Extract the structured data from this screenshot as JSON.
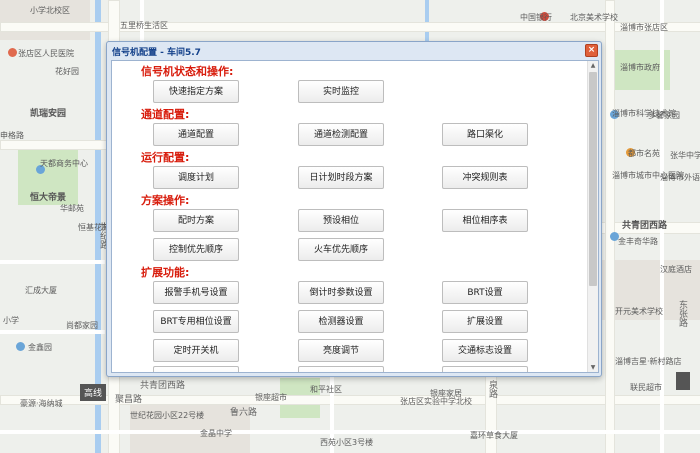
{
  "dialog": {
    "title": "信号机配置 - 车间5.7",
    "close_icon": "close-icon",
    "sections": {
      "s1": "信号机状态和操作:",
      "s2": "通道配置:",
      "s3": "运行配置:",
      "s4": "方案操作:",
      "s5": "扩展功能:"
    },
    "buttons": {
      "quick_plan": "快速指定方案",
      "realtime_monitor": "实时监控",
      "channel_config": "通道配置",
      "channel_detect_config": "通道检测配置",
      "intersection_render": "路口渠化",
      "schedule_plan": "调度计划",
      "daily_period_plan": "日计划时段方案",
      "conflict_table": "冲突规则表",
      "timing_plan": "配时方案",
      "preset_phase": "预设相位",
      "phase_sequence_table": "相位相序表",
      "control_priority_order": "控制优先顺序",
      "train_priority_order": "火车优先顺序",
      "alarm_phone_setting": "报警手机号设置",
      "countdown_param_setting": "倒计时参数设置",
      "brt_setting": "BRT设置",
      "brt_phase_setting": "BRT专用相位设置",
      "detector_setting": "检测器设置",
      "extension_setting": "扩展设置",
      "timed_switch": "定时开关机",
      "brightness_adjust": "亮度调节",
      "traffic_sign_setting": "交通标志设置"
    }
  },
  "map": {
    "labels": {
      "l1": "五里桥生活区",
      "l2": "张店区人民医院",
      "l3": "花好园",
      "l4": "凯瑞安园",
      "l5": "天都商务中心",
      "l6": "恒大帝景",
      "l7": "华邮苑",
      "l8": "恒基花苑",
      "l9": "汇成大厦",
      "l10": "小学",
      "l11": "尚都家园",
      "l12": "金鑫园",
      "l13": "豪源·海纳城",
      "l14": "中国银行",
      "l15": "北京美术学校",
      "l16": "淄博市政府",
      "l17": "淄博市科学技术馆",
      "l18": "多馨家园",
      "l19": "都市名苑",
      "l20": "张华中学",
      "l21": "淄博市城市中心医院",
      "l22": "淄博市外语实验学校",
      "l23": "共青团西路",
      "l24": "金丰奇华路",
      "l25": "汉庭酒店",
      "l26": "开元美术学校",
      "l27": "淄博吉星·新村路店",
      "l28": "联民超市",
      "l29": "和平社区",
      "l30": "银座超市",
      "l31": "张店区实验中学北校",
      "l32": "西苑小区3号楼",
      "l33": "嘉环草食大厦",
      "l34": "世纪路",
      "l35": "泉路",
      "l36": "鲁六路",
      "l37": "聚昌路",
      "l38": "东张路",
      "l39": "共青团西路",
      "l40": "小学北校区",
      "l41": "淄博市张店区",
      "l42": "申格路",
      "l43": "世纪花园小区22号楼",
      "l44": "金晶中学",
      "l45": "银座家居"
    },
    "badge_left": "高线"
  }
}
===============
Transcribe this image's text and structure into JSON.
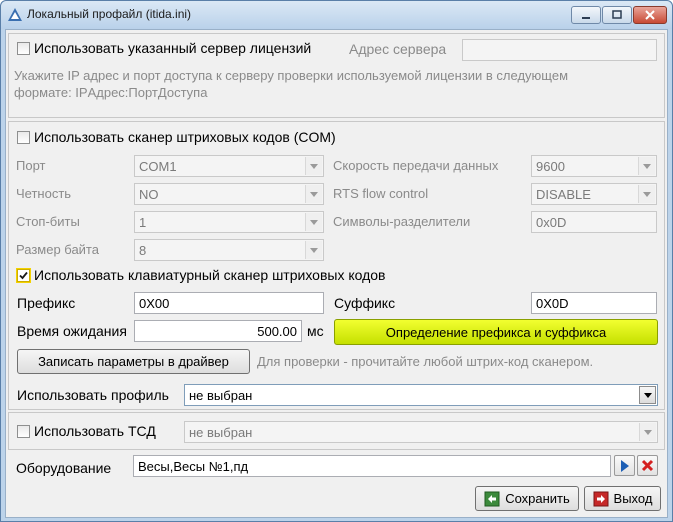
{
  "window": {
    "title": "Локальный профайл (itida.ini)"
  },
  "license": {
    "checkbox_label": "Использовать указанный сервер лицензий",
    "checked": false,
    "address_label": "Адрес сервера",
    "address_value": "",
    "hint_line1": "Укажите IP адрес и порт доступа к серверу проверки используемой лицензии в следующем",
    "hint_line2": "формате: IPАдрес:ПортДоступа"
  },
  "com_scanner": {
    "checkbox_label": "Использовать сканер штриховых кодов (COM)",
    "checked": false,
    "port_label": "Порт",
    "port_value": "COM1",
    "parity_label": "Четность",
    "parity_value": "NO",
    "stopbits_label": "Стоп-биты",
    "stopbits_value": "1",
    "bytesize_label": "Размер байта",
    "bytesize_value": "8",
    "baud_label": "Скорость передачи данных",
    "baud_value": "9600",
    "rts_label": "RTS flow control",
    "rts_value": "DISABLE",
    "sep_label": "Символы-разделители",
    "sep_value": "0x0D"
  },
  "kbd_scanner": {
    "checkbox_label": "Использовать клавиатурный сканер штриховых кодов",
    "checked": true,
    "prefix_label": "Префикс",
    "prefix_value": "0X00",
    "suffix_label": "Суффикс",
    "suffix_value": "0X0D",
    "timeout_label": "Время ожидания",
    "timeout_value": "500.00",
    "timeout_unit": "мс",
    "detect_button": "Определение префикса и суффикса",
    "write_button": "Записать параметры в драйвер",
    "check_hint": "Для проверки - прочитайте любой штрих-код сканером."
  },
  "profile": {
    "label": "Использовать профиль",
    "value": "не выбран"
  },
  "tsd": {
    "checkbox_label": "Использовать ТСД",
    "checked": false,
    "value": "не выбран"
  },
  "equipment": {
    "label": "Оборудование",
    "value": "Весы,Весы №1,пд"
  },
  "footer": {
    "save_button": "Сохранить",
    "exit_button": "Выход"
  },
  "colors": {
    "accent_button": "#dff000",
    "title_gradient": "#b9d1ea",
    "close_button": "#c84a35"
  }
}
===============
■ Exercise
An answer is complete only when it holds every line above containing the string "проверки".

■ Finished exercise
    "hint_line1": "Укажите IP адрес и порт доступа к серверу проверки используемой лицензии в следующем",
    "check_hint": "Для проверки - прочитайте любой штрих-код сканером."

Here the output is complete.